▼
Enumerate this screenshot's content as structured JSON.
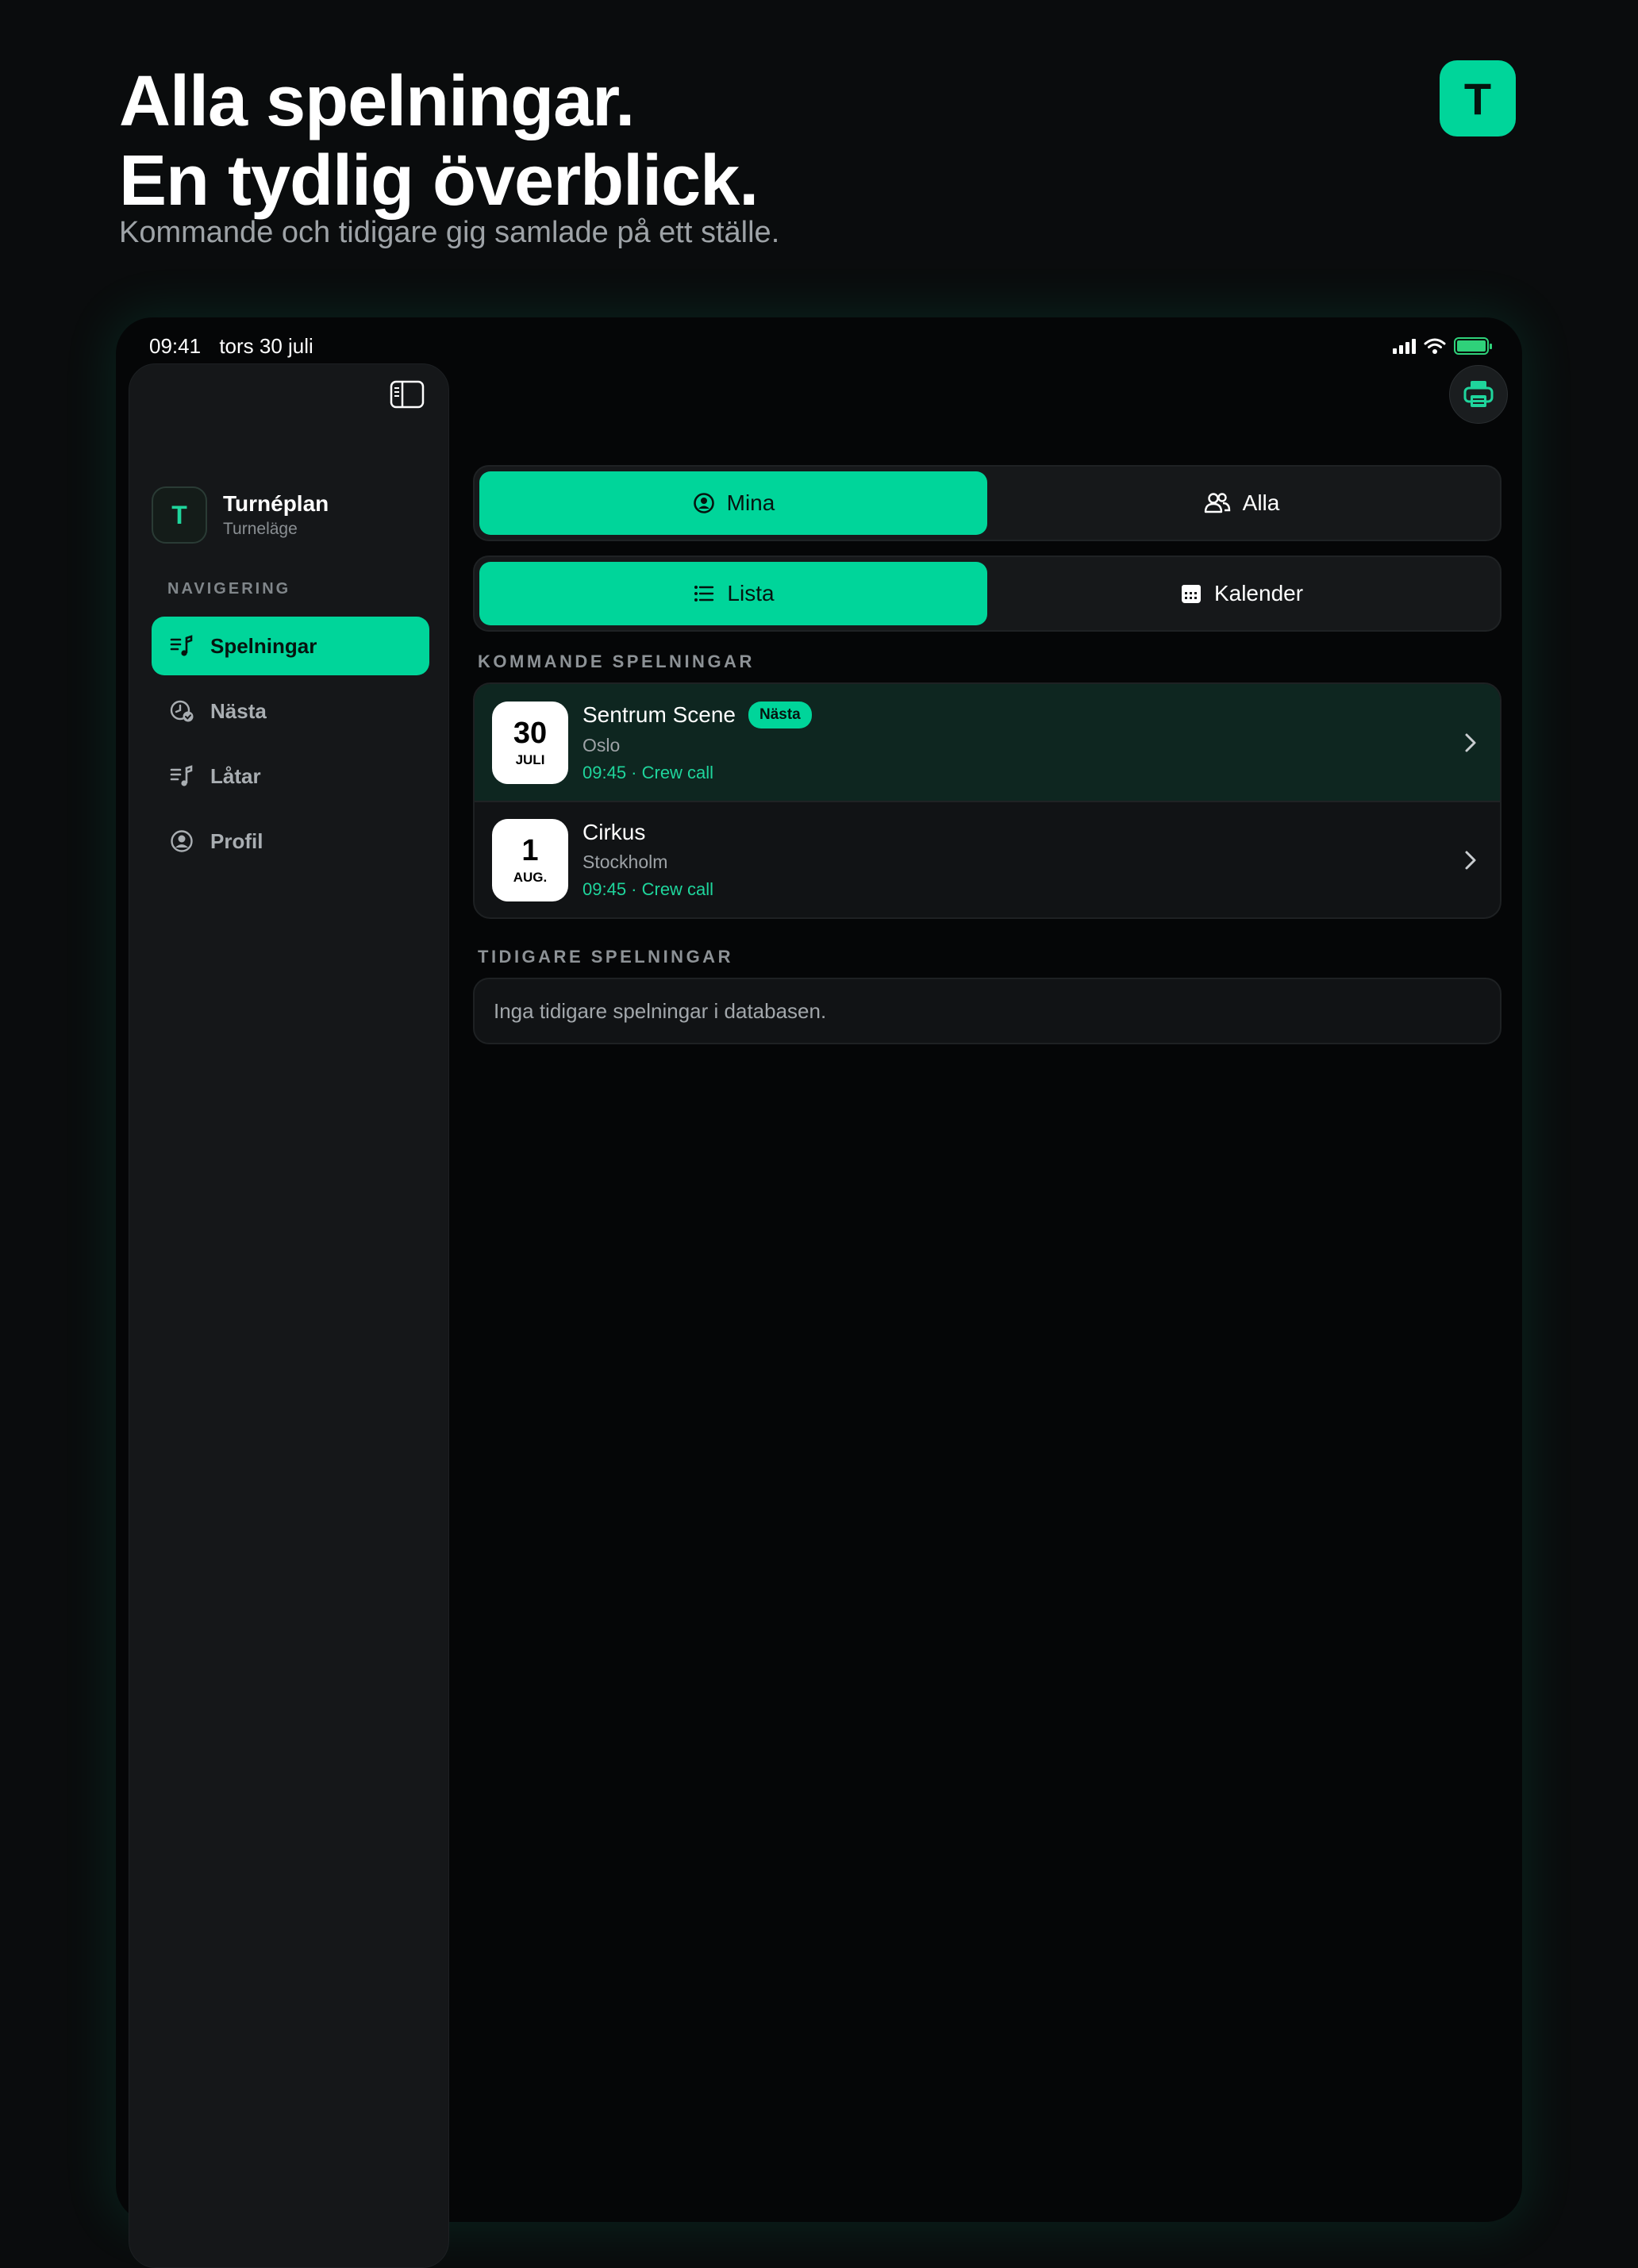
{
  "hero": {
    "line1": "Alla spelningar.",
    "line2": "En tydlig överblick.",
    "subtitle": "Kommande och tidigare gig samlade på ett ställe.",
    "badge_letter": "T"
  },
  "status_bar": {
    "time": "09:41",
    "date": "tors 30 juli"
  },
  "sidebar": {
    "brand_letter": "T",
    "brand_title": "Turnéplan",
    "brand_sub": "Turneläge",
    "nav_heading": "NAVIGERING",
    "items": [
      {
        "label": "Spelningar",
        "icon": "music-list-icon",
        "active": true
      },
      {
        "label": "Nästa",
        "icon": "clock-check-icon",
        "active": false
      },
      {
        "label": "Låtar",
        "icon": "music-list-icon",
        "active": false
      },
      {
        "label": "Profil",
        "icon": "person-circle-icon",
        "active": false
      }
    ]
  },
  "filters": {
    "scope": {
      "mine": "Mina",
      "all": "Alla",
      "selected": "Mina"
    },
    "view": {
      "list": "Lista",
      "calendar": "Kalender",
      "selected": "Lista"
    }
  },
  "upcoming": {
    "heading": "KOMMANDE SPELNINGAR",
    "gigs": [
      {
        "day": "30",
        "month": "JULI",
        "venue": "Sentrum Scene",
        "city": "Oslo",
        "time": "09:45 · Crew call",
        "badge": "Nästa"
      },
      {
        "day": "1",
        "month": "AUG.",
        "venue": "Cirkus",
        "city": "Stockholm",
        "time": "09:45 · Crew call"
      }
    ]
  },
  "past": {
    "heading": "TIDIGARE SPELNINGAR",
    "empty_text": "Inga tidigare spelningar i databasen."
  },
  "colors": {
    "accent": "#00d59a",
    "background": "#0a0c0d",
    "sidebar": "#151719",
    "highlight_row": "#0e2620"
  }
}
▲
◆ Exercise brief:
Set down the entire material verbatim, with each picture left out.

◆ Response area:
Enumerate this screenshot's content as structured JSON.
{
  "hero": {
    "line1": "Alla spelningar.",
    "line2": "En tydlig överblick.",
    "subtitle": "Kommande och tidigare gig samlade på ett ställe.",
    "badge_letter": "T"
  },
  "status_bar": {
    "time": "09:41",
    "date": "tors 30 juli"
  },
  "sidebar": {
    "brand_letter": "T",
    "brand_title": "Turnéplan",
    "brand_sub": "Turneläge",
    "nav_heading": "NAVIGERING",
    "items": [
      {
        "label": "Spelningar",
        "icon": "music-list-icon",
        "active": true
      },
      {
        "label": "Nästa",
        "icon": "clock-check-icon",
        "active": false
      },
      {
        "label": "Låtar",
        "icon": "music-list-icon",
        "active": false
      },
      {
        "label": "Profil",
        "icon": "person-circle-icon",
        "active": false
      }
    ]
  },
  "filters": {
    "scope": {
      "mine": "Mina",
      "all": "Alla",
      "selected": "Mina"
    },
    "view": {
      "list": "Lista",
      "calendar": "Kalender",
      "selected": "Lista"
    }
  },
  "upcoming": {
    "heading": "KOMMANDE SPELNINGAR",
    "gigs": [
      {
        "day": "30",
        "month": "JULI",
        "venue": "Sentrum Scene",
        "city": "Oslo",
        "time": "09:45 · Crew call",
        "badge": "Nästa"
      },
      {
        "day": "1",
        "month": "AUG.",
        "venue": "Cirkus",
        "city": "Stockholm",
        "time": "09:45 · Crew call"
      }
    ]
  },
  "past": {
    "heading": "TIDIGARE SPELNINGAR",
    "empty_text": "Inga tidigare spelningar i databasen."
  },
  "colors": {
    "accent": "#00d59a",
    "background": "#0a0c0d",
    "sidebar": "#151719",
    "highlight_row": "#0e2620"
  }
}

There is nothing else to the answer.